Now that I'm digging into Drupal 8 theming and its awesomeness, I'm discovering some really useful methods and functions. At the same time, I'm learning a lot and having fun.
In this post I'll show you how you can set a custom HTML class within a block region. I'll be doing this in a sub-theme that uses Drupal 8's Classy as a base-theme.
Our use case is that there are three "preface" block regions defined in a Classy sub-theme, "First", "Second", and "Third." When these regions render as HTML, Classy gives them one common class called
region. We'd like to have something more specific such as
region--preface that can be used as a class for theming any of these preface regions.
Getting started, examine the array
The first thing to do is enable Devel Kint to examine the block region array. Kint is part of the Devel module and you can either download it from drupal.org or use Drush. Right now, Devel for Drupal 8 is available as a dev release; using drush we can download and enable it using these commands.

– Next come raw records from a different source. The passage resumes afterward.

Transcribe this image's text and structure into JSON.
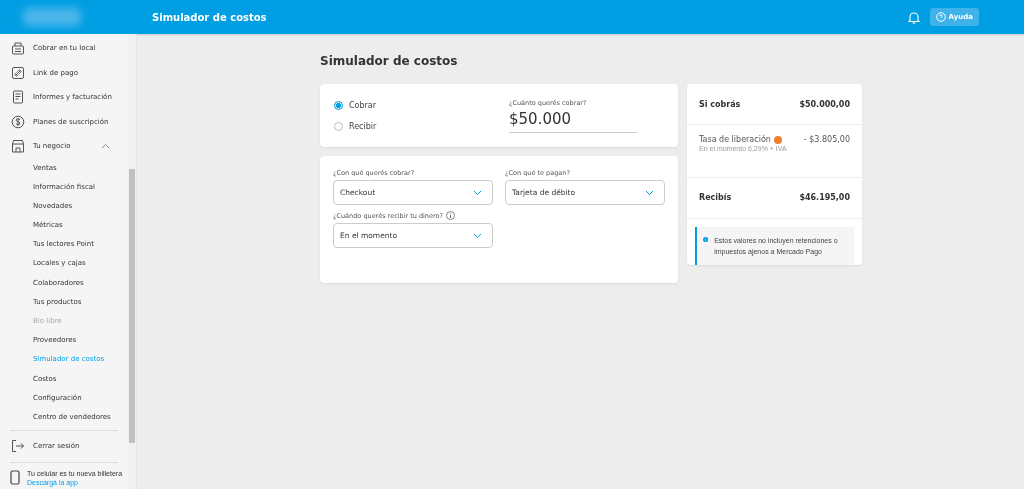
{
  "header": {
    "title": "Simulador de costos",
    "help_button": "Ayuda"
  },
  "sidebar": {
    "items": [
      {
        "label": "Cobrar en tu local"
      },
      {
        "label": "Link de pago"
      },
      {
        "label": "Informes y facturación"
      },
      {
        "label": "Planes de suscripción"
      },
      {
        "label": "Tu negocio",
        "expanded": true,
        "children": [
          {
            "label": "Ventas",
            "selected": false,
            "disabled": false
          },
          {
            "label": "Información fiscal",
            "selected": false,
            "disabled": false
          },
          {
            "label": "Novedades",
            "selected": false,
            "disabled": false
          },
          {
            "label": "Métricas",
            "selected": false,
            "disabled": false
          },
          {
            "label": "Tus lectores Point",
            "selected": false,
            "disabled": false
          },
          {
            "label": "Locales y cajas",
            "selected": false,
            "disabled": false
          },
          {
            "label": "Colaboradores",
            "selected": false,
            "disabled": false
          },
          {
            "label": "Tus productos",
            "selected": false,
            "disabled": false
          },
          {
            "label": "Bio libre",
            "selected": false,
            "disabled": true
          },
          {
            "label": "Proveedores",
            "selected": false,
            "disabled": false
          },
          {
            "label": "Simulador de costos",
            "selected": true,
            "disabled": false
          },
          {
            "label": "Costos",
            "selected": false,
            "disabled": false
          },
          {
            "label": "Configuración",
            "selected": false,
            "disabled": false
          },
          {
            "label": "Centro de vendedores",
            "selected": false,
            "disabled": false
          }
        ]
      }
    ],
    "logout": "Cerrar sesión",
    "promo": {
      "text": "Tu celular es tu nueva billetera",
      "link": "Descargá la app"
    }
  },
  "page_title": "Simulador de costos",
  "mode": {
    "options": [
      {
        "label": "Cobrar",
        "selected": true
      },
      {
        "label": "Recibir",
        "selected": false
      }
    ]
  },
  "amount": {
    "label": "¿Cuánto querés cobrar?",
    "value": "$50.000"
  },
  "selects": [
    {
      "label": "¿Con qué querés cobrar?",
      "value": "Checkout",
      "info": false
    },
    {
      "label": "¿Con qué te pagan?",
      "value": "Tarjeta de débito",
      "info": false
    },
    {
      "label": "¿Cuándo querés recibir tu dinero?",
      "value": "En el momento",
      "info": true
    }
  ],
  "summary": {
    "charge": {
      "label": "Si cobrás",
      "value": "$50.000,00"
    },
    "fee": {
      "label": "Tasa de liberación",
      "value": "- $3.805,00",
      "detail": "En el momento 6,29% + IVA"
    },
    "receive": {
      "label": "Recibís",
      "value": "$46.195,00"
    },
    "note": "Estos valores no incluyen retenciones o impuestos ajenos a Mercado Pago"
  }
}
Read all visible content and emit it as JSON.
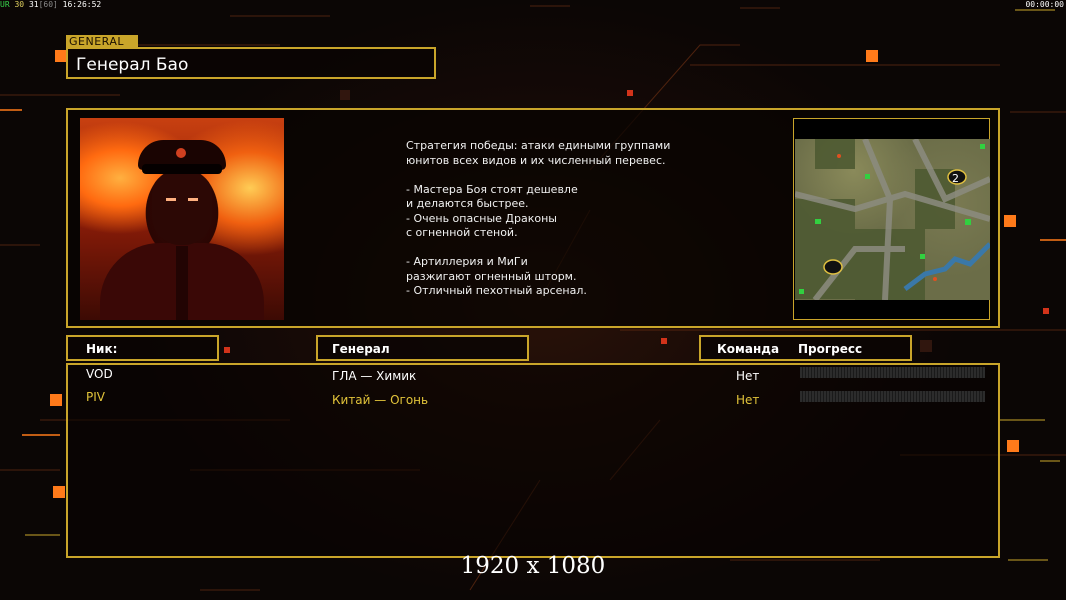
{
  "top_bar": {
    "stats_label": "UR",
    "stats_a": "30",
    "stats_b": "31",
    "stats_c": "[60]",
    "time": "16:26:52",
    "clock": "00:00:00"
  },
  "general": {
    "tag": "GENERAL",
    "name": "Генерал Бао",
    "description": "Стратегия победы: атаки едиными группами\nюнитов всех видов и их численный перевес.\n\n- Мастера Боя стоят дешевле\nи делаются быстрее.\n- Очень опасные Драконы\nс огненной стеной.\n\n- Артиллерия и МиГи\nразжигают огненный шторм.\n- Отличный пехотный арсенал."
  },
  "map": {
    "start_marker": "2"
  },
  "columns": {
    "nick": "Ник:",
    "general": "Генерал",
    "team": "Команда",
    "progress": "Прогресс"
  },
  "players": [
    {
      "nick": "VOD",
      "general": "ГЛА — Химик",
      "team": "Нет",
      "progress": 0,
      "color": "#ffffff"
    },
    {
      "nick": "PIV",
      "general": "Китай — Огонь",
      "team": "Нет",
      "progress": 0,
      "color": "#e2c43a"
    }
  ],
  "overlay": {
    "resolution": "1920 x 1080"
  },
  "colors": {
    "accent_gold": "#c9a52a",
    "deco_orange": "#ff7a1a",
    "deco_red": "#e0321a"
  }
}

Next, I'll add a
template_preprocess_region in my sub-theme's
.theme file and
kint() the vars to see what's going on. In some cases, using kint right in a Twig template works well but in this case, you'll get much more info by using it as we do below in our
Once I do this, I run a

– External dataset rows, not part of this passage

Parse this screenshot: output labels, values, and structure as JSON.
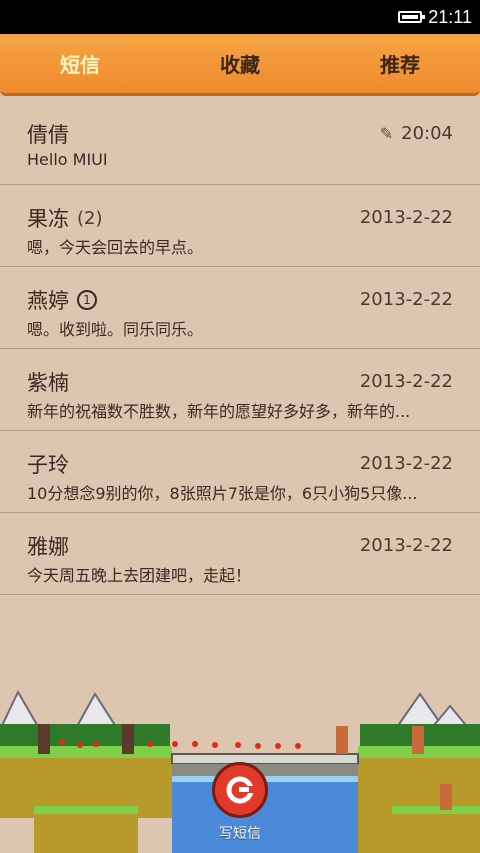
{
  "status": {
    "time": "21:11",
    "battery_icon": "battery-full-icon"
  },
  "tabs": [
    {
      "label": "短信",
      "active": true
    },
    {
      "label": "收藏",
      "active": false
    },
    {
      "label": "推荐",
      "active": false
    }
  ],
  "messages": [
    {
      "name": "倩倩",
      "count": "",
      "unread": "",
      "date": "20:04",
      "draft": true,
      "preview": "Hello MIUI"
    },
    {
      "name": "果冻",
      "count": "(2)",
      "unread": "",
      "date": "2013-2-22",
      "draft": false,
      "preview": "嗯，今天会回去的早点。"
    },
    {
      "name": "燕婷",
      "count": "",
      "unread": "1",
      "date": "2013-2-22",
      "draft": false,
      "preview": "嗯。收到啦。同乐同乐。"
    },
    {
      "name": "紫楠",
      "count": "",
      "unread": "",
      "date": "2013-2-22",
      "draft": false,
      "preview": "新年的祝福数不胜数，新年的愿望好多好多，新年的..."
    },
    {
      "name": "子玲",
      "count": "",
      "unread": "",
      "date": "2013-2-22",
      "draft": false,
      "preview": "10分想念9别的你，8张照片7张是你，6只小狗5只像..."
    },
    {
      "name": "雅娜",
      "count": "",
      "unread": "",
      "date": "2013-2-22",
      "draft": false,
      "preview": "今天周五晚上去团建吧，走起！"
    }
  ],
  "compose": {
    "label": "写短信",
    "icon": "compose-icon"
  },
  "colors": {
    "tab_bar": "#ee8a2c",
    "active_tab_text": "#fff6c8",
    "background": "#dcc6b0",
    "compose_button": "#e23a2a"
  }
}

drush cr and reload the page that has one of my preface regions on it. Here I see the array path to the region name and it's

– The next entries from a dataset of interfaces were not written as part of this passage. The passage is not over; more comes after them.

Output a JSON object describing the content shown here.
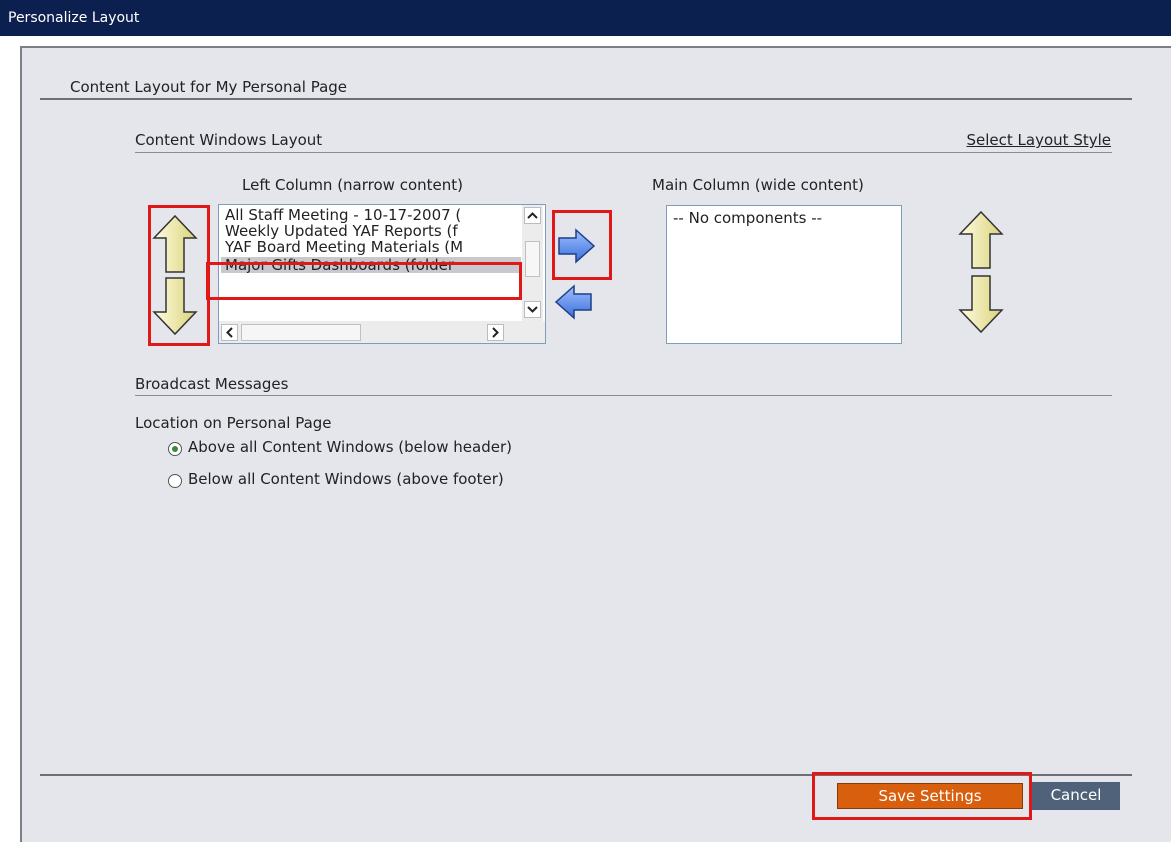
{
  "window": {
    "title": "Personalize Layout"
  },
  "section": {
    "title": "Content Layout for My Personal Page"
  },
  "content_windows": {
    "heading": "Content Windows Layout",
    "select_style_link": "Select Layout Style",
    "left_column": {
      "label": "Left Column (narrow content)",
      "items": [
        "All Staff Meeting - 10-17-2007 (",
        "Weekly Updated YAF Reports (f",
        "YAF Board Meeting Materials (M",
        "Major Gifts Dashboards (folder"
      ],
      "selected_index": 3
    },
    "main_column": {
      "label": "Main Column (wide content)",
      "items": [
        "-- No components --"
      ]
    }
  },
  "broadcast": {
    "heading": "Broadcast Messages",
    "location_label": "Location on Personal Page",
    "options": [
      {
        "label": "Above all Content Windows (below header)",
        "checked": true
      },
      {
        "label": "Below all Content Windows (above footer)",
        "checked": false
      }
    ]
  },
  "footer": {
    "save_label": "Save Settings",
    "cancel_label": "Cancel"
  },
  "colors": {
    "titlebar": "#0c2050",
    "panel": "#e4e6ec",
    "save": "#d85f0e",
    "cancel": "#50627a",
    "highlight": "#e01818",
    "move_arrow": "#4f7fe0",
    "order_arrow": "#f5f2b0"
  },
  "icons": {
    "move_up": "arrow-up-icon",
    "move_down": "arrow-down-icon",
    "move_right": "arrow-right-icon",
    "move_left": "arrow-left-icon"
  }
}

elements > #region.
So now in our preprocess region I can define that array path.
Note, you can also look in core's
theme.inc file to see how the region variables are defined and when I do that, I see something pretty similar to the above:
The next thing I am going to do is create an array of my three preface regions that have already been defined in the theme:
Now that I define the array, I will set a common class for these three regions:
Putting it all together
Alternate Method using Twig set classes = 
One other way to set a custom class is to use the new
set classes =  method in a Twig template. So instead of setting the class in the .theme file, we'll create a variable for use in Twig.
To make use of this variable, I've already gone ahead and copied Classy's
region.html.twig into my sub-theme's template folder. I generally keep the same template folder structure in my sub-theme that classy gives you which looks something like this:
Now in my
region.html.twig, I look for this existing code:
Now we add the variable,
region_preface, that we created in our preprocess function.
Of note above is
clean_class which "prepares a string for use as a valid HTML class name." In other words, it removes invalid characters from our HTML classes so they render in a nice manner. We don't really need it here but it's nice to have and get used to using.
With either method above, be sure to run a
drush cr and reload your page. The HTML output should look something like this.
Now we can utilize the new common class
region--preface for theming all preface regions with common attributes.
The above tutorial starts to give us a little insight into Drupal 8 theming. As with all things Drupal, there are often several ways to do the same task so by no means are the methods above definitive. In a future post, I'll expand on this a bit and add a class based on a variable value.
- Filters - Modifying Variables In Twig Templates
- CSS architecture (for Drupal 8)
- Twig best practices - preprocess functions and templates
- Drupal 8 Theming: How I got Inspired by Drupal All Over Again